PI's 45th ANNIVERSARY -- From Art To Science
PostScript was driving prepress, but DTP gateways were keeping proprietary CEPS (color electronic prepress systems) in the mix. Trapping was the big sticking point with customer-supplied files, along with the issues of fonts, RGB images and resolution that still dog the industry today.
Printing Impressions still tracked the "Top 50 Color Separators" at that time, but by 1998 it was looking toward the next big thing with the "Top 50 On-demand Printers" ranking. People seeking a "killer app" for the technology had already locked onto variable data printing.
Flatbed scanners had become the standard for capturing hard copy originals, but high-end digital cameras were seen as a practical alternative to film. Digital color proofing was displacing analog systems, giving rise to the halftone dots or no dots debate.
Computer-to-plate technology also was a hot topic, but story headlines were still asking, "To Buy or Not to Buy?" as early adopters often didn't even bother to calculate a traditional ROI for their systems. However, later in the year another article asked, "Why Buy an Imagesetter?" The answer was that direct-to-film was a logical first step toward CTP.
High-speed file transfer was largely seen as coming down to a choice between ISDN and a managed network like Wam!Net, but Internet proponents noted that this option "was far too often overlooked—or ignored." The dotcom bubble had yet to inflate, but cloned sheep did already roam the earth.

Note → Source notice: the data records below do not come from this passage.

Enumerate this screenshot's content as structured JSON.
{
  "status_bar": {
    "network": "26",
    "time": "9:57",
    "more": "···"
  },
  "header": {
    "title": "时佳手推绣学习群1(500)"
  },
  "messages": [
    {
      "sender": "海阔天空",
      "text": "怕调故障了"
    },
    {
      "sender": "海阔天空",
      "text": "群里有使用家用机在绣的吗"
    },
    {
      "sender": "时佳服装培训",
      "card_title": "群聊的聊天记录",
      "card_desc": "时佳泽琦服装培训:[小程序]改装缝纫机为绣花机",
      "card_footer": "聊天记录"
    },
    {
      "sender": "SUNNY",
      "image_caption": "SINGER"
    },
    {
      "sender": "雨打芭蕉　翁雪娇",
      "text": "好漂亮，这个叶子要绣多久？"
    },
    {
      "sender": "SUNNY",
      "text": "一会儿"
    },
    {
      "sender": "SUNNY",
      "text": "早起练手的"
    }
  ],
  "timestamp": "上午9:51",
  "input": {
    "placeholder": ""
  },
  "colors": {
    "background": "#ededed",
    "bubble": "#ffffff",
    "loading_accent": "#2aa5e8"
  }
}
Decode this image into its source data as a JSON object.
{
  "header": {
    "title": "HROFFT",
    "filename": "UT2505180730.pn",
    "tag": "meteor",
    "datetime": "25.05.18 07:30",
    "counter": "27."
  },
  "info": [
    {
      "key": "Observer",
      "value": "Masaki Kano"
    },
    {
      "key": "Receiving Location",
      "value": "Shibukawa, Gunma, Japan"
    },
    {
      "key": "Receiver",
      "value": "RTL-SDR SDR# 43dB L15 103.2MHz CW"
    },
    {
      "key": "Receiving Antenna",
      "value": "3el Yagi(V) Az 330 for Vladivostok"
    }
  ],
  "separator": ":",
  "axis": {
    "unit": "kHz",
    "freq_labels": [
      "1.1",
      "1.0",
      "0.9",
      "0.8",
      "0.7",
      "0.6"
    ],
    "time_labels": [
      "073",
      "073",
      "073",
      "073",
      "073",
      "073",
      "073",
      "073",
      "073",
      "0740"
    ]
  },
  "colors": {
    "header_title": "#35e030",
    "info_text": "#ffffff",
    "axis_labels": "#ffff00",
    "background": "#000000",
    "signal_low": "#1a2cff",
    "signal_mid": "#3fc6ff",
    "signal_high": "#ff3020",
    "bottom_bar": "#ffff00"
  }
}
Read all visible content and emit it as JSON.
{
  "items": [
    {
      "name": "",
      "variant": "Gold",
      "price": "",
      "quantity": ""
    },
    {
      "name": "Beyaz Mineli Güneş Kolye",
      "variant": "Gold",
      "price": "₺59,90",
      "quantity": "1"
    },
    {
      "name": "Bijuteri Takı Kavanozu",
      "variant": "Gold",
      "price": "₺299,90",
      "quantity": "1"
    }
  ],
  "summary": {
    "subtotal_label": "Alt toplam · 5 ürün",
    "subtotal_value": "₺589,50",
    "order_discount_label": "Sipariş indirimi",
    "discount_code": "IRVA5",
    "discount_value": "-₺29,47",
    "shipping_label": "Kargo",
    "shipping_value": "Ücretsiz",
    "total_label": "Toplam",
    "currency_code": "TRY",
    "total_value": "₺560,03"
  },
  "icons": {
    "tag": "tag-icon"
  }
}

CIP3 (now 4) introduced a vision for linking prepress, press and postpress as the industry began to talk of computer-integrated manufacturing (CIM), rather than just prepress workflow.
Which brings us back to today. Future anniversary issues of Printing Impressions will probably note 2003 as a turning point for CIM, thanks to advances in the development and adoption of JDF (Job Definition Format). Actually, it's more likely that DRUPA 2004 will be given that distinction.